WHAT THE EXERCISE ASKS: In the listing below, locate the lines that hold "shield" and copy them.

THE DATA:
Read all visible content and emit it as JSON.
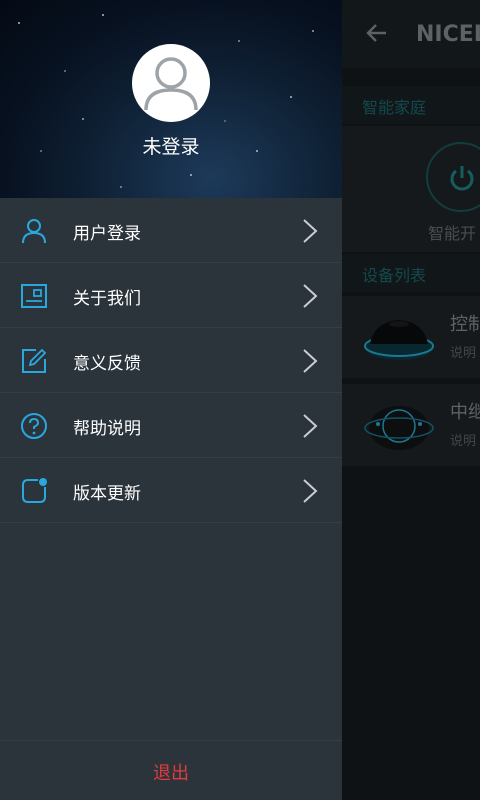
{
  "background_app": {
    "title": "NICEL",
    "section_smart_home": "智能家庭",
    "smart_switch_label": "智能开",
    "section_device_list": "设备列表",
    "devices": [
      {
        "name": "控制",
        "desc": "说明"
      },
      {
        "name": "中继",
        "desc": "说明"
      }
    ]
  },
  "drawer": {
    "login_state": "未登录",
    "menu_items": [
      {
        "label": "用户登录",
        "icon": "user-icon"
      },
      {
        "label": "关于我们",
        "icon": "about-card-icon"
      },
      {
        "label": "意义反馈",
        "icon": "edit-feedback-icon"
      },
      {
        "label": "帮助说明",
        "icon": "help-question-icon"
      },
      {
        "label": "版本更新",
        "icon": "update-dot-icon"
      }
    ],
    "logout_label": "退出"
  },
  "colors": {
    "accent": "#29a8e0",
    "logout": "#e03c3c",
    "drawer_bg": "#2b333b"
  }
}
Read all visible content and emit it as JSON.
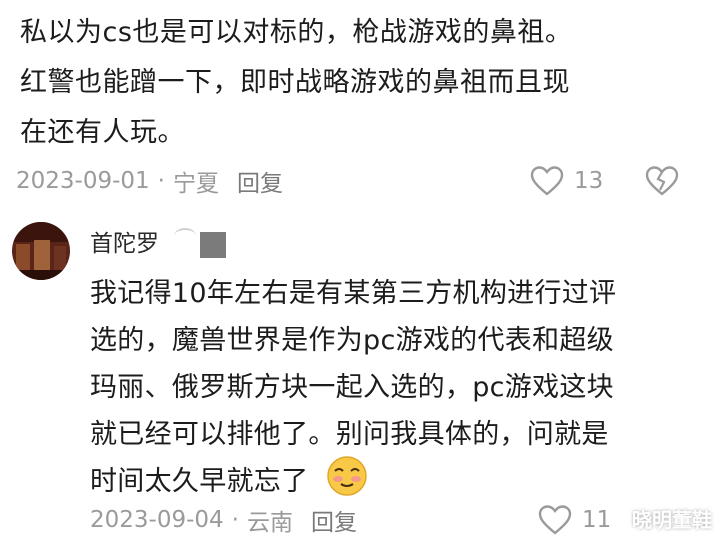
{
  "top_comment": {
    "text": "私以为cs也是可以对标的，枪战游戏的鼻祖。\n红警也能蹭一下，即时战略游戏的鼻祖而且现\n在还有人玩。",
    "date": "2023-09-01",
    "separator": "·",
    "location": "宁夏",
    "reply_label": "回复",
    "like_count": "13"
  },
  "reply_comment": {
    "username": "首陀罗",
    "text": "我记得10年左右是有某第三方机构进行过评\n选的，魔兽世界是作为pc游戏的代表和超级\n玛丽、俄罗斯方块一起入选的，pc游戏这块\n就已经可以排他了。别问我具体的，问就是\n时间太久早就忘了",
    "date": "2023-09-04",
    "separator": "·",
    "location": "云南",
    "reply_label": "回复",
    "like_count": "11"
  },
  "watermark": "晓明董鞋",
  "icons": {
    "like": "heart-outline-icon",
    "dislike": "broken-heart-icon",
    "emoji": "shy-smile-emoji-icon"
  },
  "colors": {
    "meta_gray": "#9a9a9a",
    "text": "#1c1c1c",
    "emoji_yellow": "#f7c947"
  }
}
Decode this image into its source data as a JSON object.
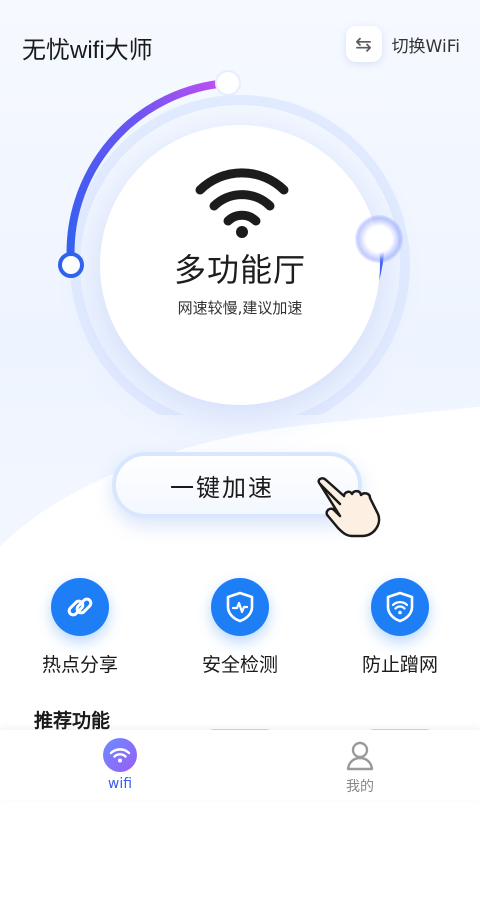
{
  "header": {
    "title": "无忧wifi大师",
    "switch_label": "切换WiFi"
  },
  "dial": {
    "title": "多功能厅",
    "subtitle": "网速较慢,建议加速"
  },
  "boost": {
    "label": "一键加速"
  },
  "features": [
    {
      "label": "热点分享",
      "icon": "link-icon"
    },
    {
      "label": "安全检测",
      "icon": "shield-pulse-icon"
    },
    {
      "label": "防止蹭网",
      "icon": "shield-wifi-icon"
    }
  ],
  "recommend": {
    "title": "推荐功能"
  },
  "nav": [
    {
      "label": "wifi",
      "icon": "wifi-icon",
      "active": true
    },
    {
      "label": "我的",
      "icon": "user-icon",
      "active": false
    }
  ],
  "colors": {
    "primary": "#1e7ef5",
    "arc_start": "#4a6cf7",
    "arc_end": "#c25cf0"
  }
}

TASK ANSWER:
      "icon": "shield-pulse-icon"
      "icon": "shield-wifi-icon"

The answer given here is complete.